## YOUR TASK:
What you write should be an exact repeat of the lines from the one with "Transcribe this image's" through the final line below, minus the pictures.

(TASK MATERIAL Opens)

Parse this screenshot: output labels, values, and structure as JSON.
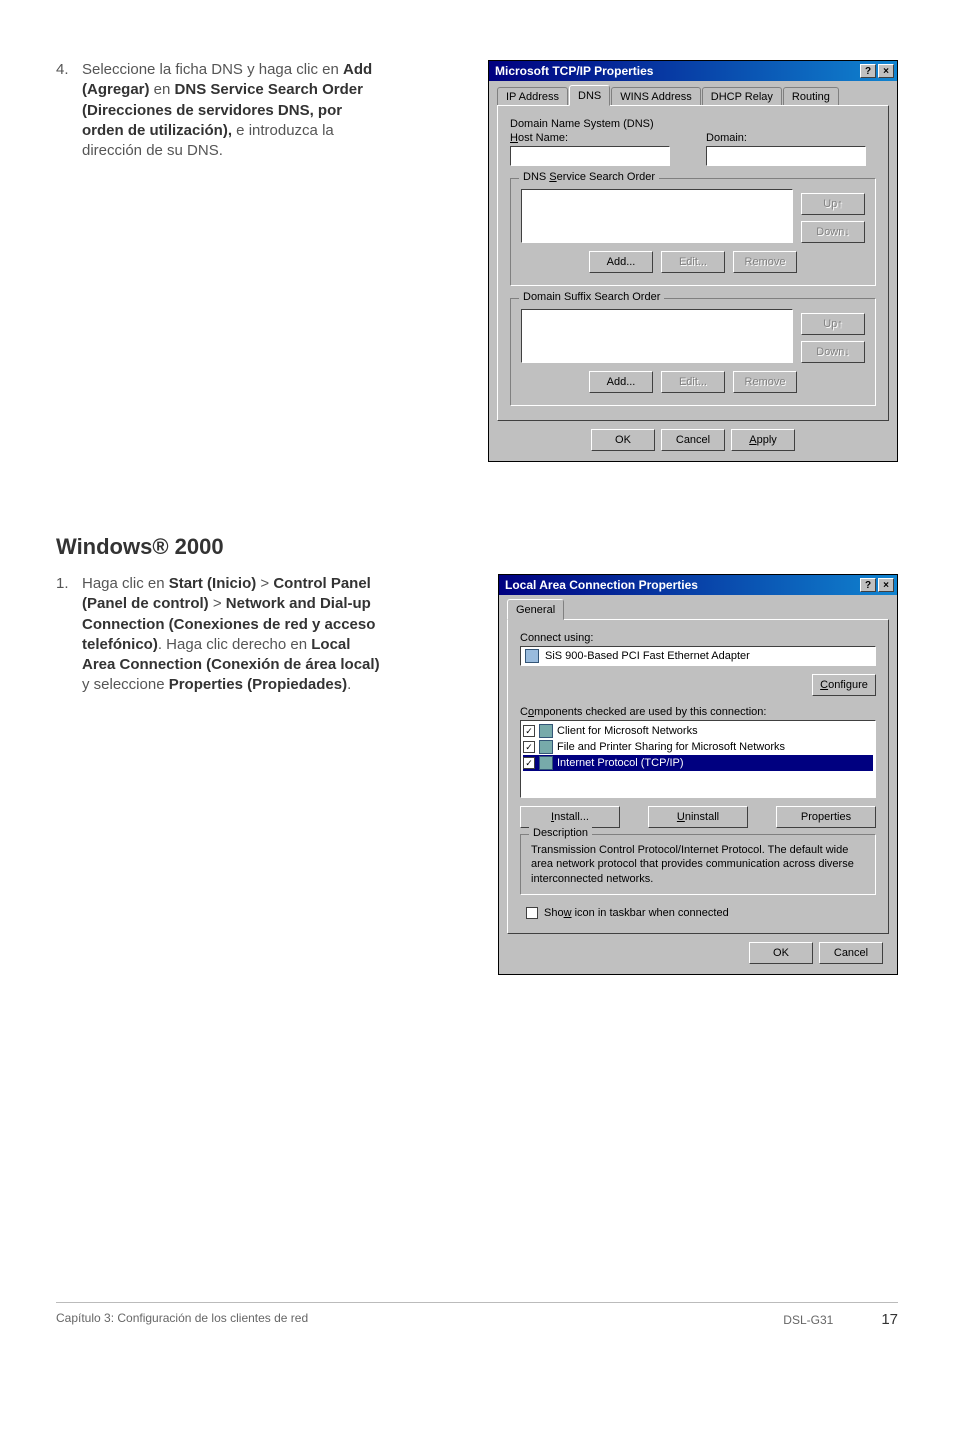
{
  "step4": {
    "number": "4.",
    "text_before_add": "Seleccione la ficha DNS y haga clic en ",
    "add_label": "Add (Agregar)",
    "text_middle_1": " en ",
    "dns_label": "DNS Service Search Order (Direcciones de servidores DNS, por orden de utilización),",
    "text_after": " e introduzca la dirección de su DNS."
  },
  "dialog1": {
    "title": "Microsoft TCP/IP Properties",
    "help_glyph": "?",
    "close_glyph": "×",
    "tabs": [
      "IP Address",
      "DNS",
      "WINS Address",
      "DHCP Relay",
      "Routing"
    ],
    "active_tab_index": 1,
    "dns_system_label": "Domain Name System (DNS)",
    "host_label_pre": "H",
    "host_label_rest": "ost Name:",
    "domain_label_pre": "D",
    "domain_label_rest": "omain:",
    "svc_order_label_pre": "DNS ",
    "svc_order_label_u": "S",
    "svc_order_label_post": "ervice Search Order",
    "suffix_order_label": "Domain Suffix Search Order",
    "btn_up": "Up↑",
    "btn_down": "Down↓",
    "btn_add": "Add...",
    "btn_edit": "Edit...",
    "btn_remove": "Remove",
    "ok": "OK",
    "cancel": "Cancel",
    "apply_pre": "A",
    "apply_rest": "pply"
  },
  "section_heading": "Windows® 2000",
  "step1": {
    "number": "1.",
    "t1": "Haga clic en ",
    "b1": "Start (Inicio)",
    "sep1": " > ",
    "b2": "Control Panel (Panel de control)",
    "sep2": " > ",
    "b3": "Network and Dial-up Connection (Conexiones de red y acceso telefónico)",
    "t2": ". Haga clic derecho en ",
    "b4": "Local Area Connection (Conexión de área local)",
    "t3": " y seleccione ",
    "b5": "Properties (Propiedades)",
    "t4": "."
  },
  "dialog2": {
    "title": "Local Area Connection Properties",
    "help_glyph": "?",
    "close_glyph": "×",
    "tab_general": "General",
    "connect_using": "Connect using:",
    "adapter": "SiS 900-Based PCI Fast Ethernet Adapter",
    "configure_u": "C",
    "configure_rest": "onfigure",
    "components_label_pre": "C",
    "components_label_u": "o",
    "components_label_post": "mponents checked are used by this connection:",
    "items": [
      {
        "checked": true,
        "label": "Client for Microsoft Networks"
      },
      {
        "checked": true,
        "label": "File and Printer Sharing for Microsoft Networks"
      },
      {
        "checked": true,
        "label": "Internet Protocol (TCP/IP)",
        "selected": true
      }
    ],
    "install_u": "I",
    "install_rest": "nstall...",
    "uninstall_u": "U",
    "uninstall_rest": "ninstall",
    "properties_u": "P",
    "properties_rest": "roperties",
    "desc_legend": "Description",
    "desc_text": "Transmission Control Protocol/Internet Protocol. The default wide area network protocol that provides communication across diverse interconnected networks.",
    "show_icon_pre": "Sho",
    "show_icon_u": "w",
    "show_icon_post": " icon in taskbar when connected",
    "ok": "OK",
    "cancel": "Cancel"
  },
  "footer": {
    "left": "Capítulo 3: Configuración de los clientes de red",
    "model": "DSL-G31",
    "page": "17"
  }
}
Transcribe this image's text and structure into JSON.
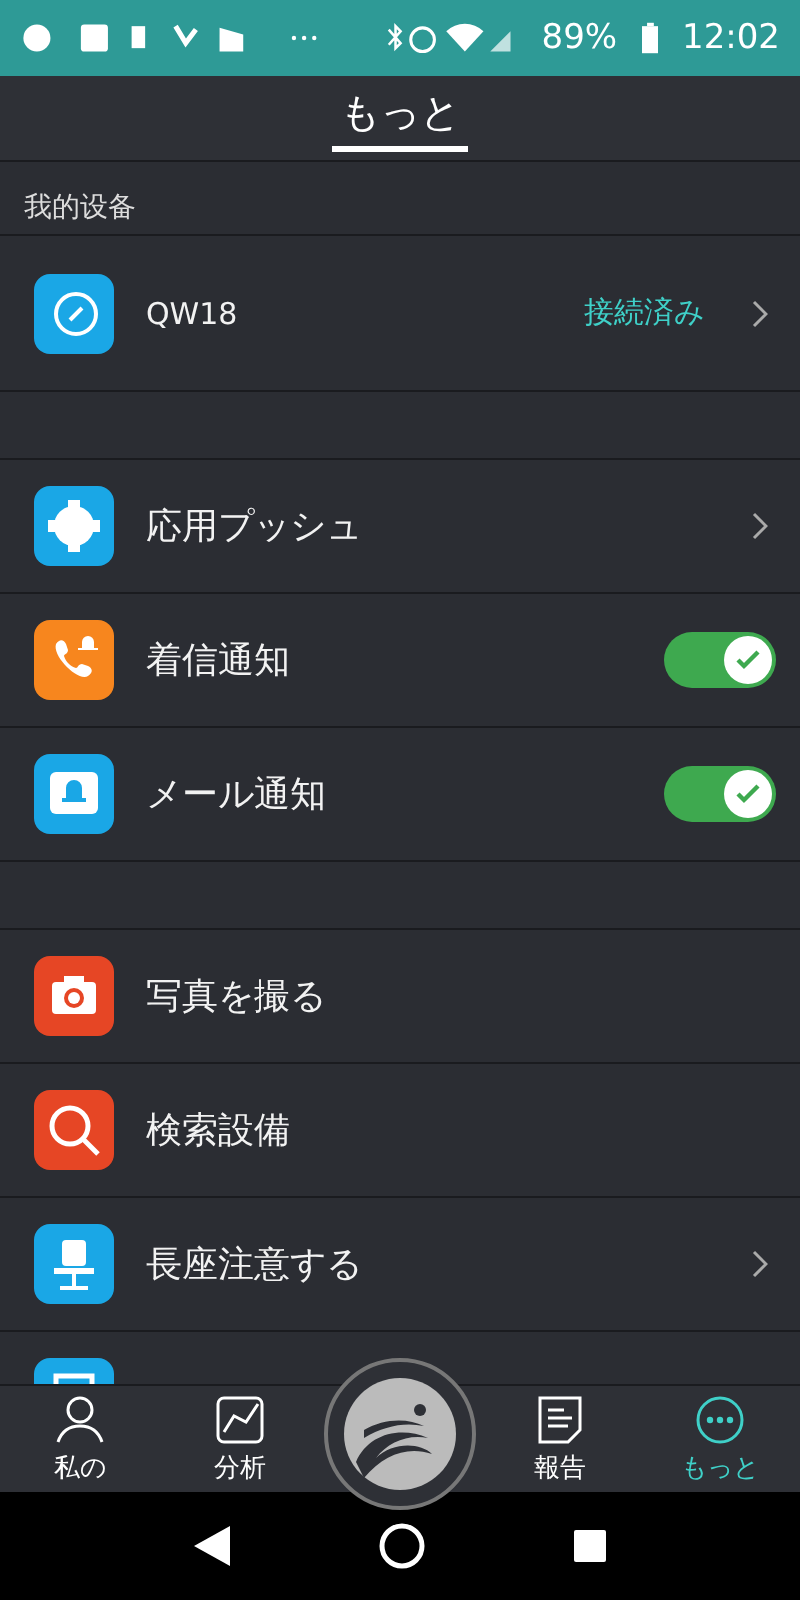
{
  "status_bar": {
    "battery": "89%",
    "time": "12:02"
  },
  "header": {
    "title": "もっと"
  },
  "section_label": "我的设备",
  "groups": [
    [
      {
        "kind": "chevron",
        "label": "QW18",
        "status": "接続済み"
      }
    ],
    [
      {
        "kind": "chevron",
        "label": "応用プッシュ"
      },
      {
        "kind": "toggle",
        "label": "着信通知",
        "on": true
      },
      {
        "kind": "toggle",
        "label": "メール通知",
        "on": true
      }
    ],
    [
      {
        "kind": "plain",
        "label": "写真を撮る"
      },
      {
        "kind": "plain",
        "label": "検索設備"
      },
      {
        "kind": "chevron",
        "label": "長座注意する"
      },
      {
        "kind": "partial"
      }
    ]
  ],
  "tabs": [
    {
      "label": "私の",
      "selected": false
    },
    {
      "label": "分析",
      "selected": false
    },
    {
      "kind": "center"
    },
    {
      "label": "報告",
      "selected": false
    },
    {
      "label": "もっと",
      "selected": true
    }
  ]
}
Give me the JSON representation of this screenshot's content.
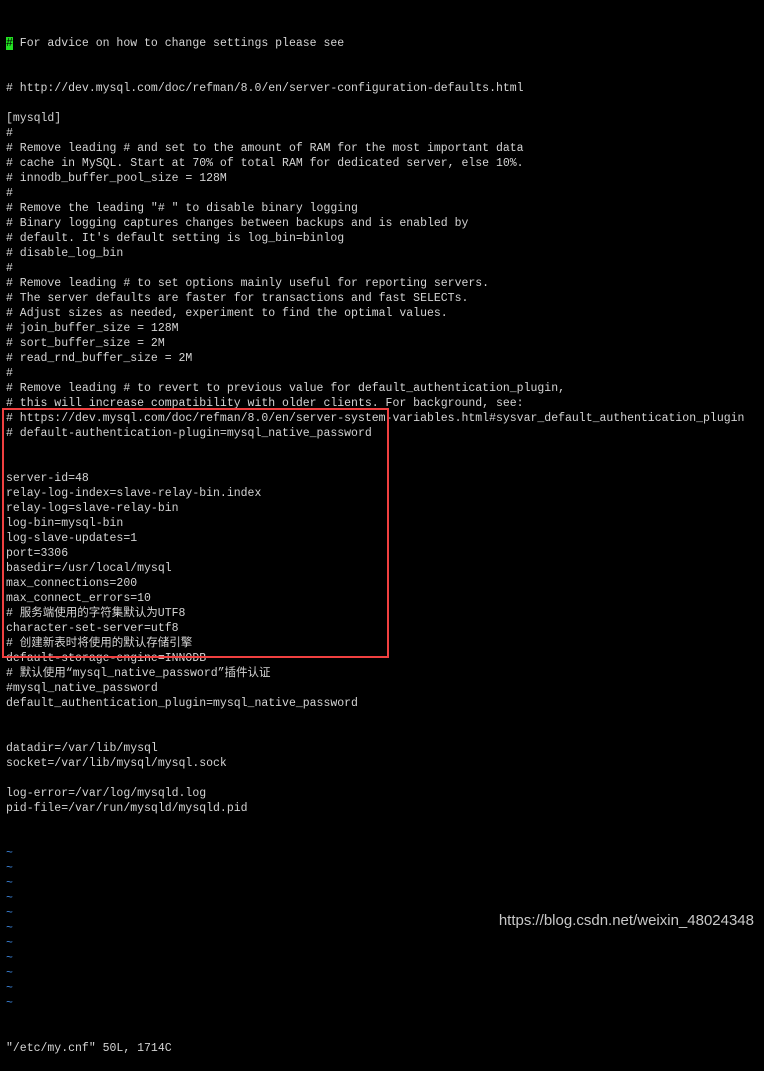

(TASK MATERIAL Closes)

## ANSWER FOR THIS EXERCISE:
Transcribe this image's text and structure into JSON.
{
  "status_bar": {
    "battery": "89%",
    "time": "12:02"
  },
  "header": {
    "title": "もっと"
  },
  "section_label": "我的设备",
  "groups": [
    [
      {
        "kind": "chevron",
        "label": "QW18",
        "status": "接続済み"
      }
    ],
    [
      {
        "kind": "chevron",
        "label": "応用プッシュ"
      },
      {
        "kind": "toggle",
        "label": "着信通知",
        "on": true
      },
      {
        "kind": "toggle",
        "label": "メール通知",
        "on": true
      }
    ],
    [
      {
        "kind": "plain",
        "label": "写真を撮る"
      },
      {
        "kind": "plain",
        "label": "検索設備"
      },
      {
        "kind": "chevron",
        "label": "長座注意する"
      },
      {
        "kind": "partial"
      }
    ]
  ],
  "tabs": [
    {
      "label": "私の",
      "selected": false
    },
    {
      "label": "分析",
      "selected": false
    },
    {
      "kind": "center"
    },
    {
      "label": "報告",
      "selected": false
    },
    {
      "label": "もっと",
      "selected": true
    }
  ]
}
Give me the JSON representation of this screenshot's content.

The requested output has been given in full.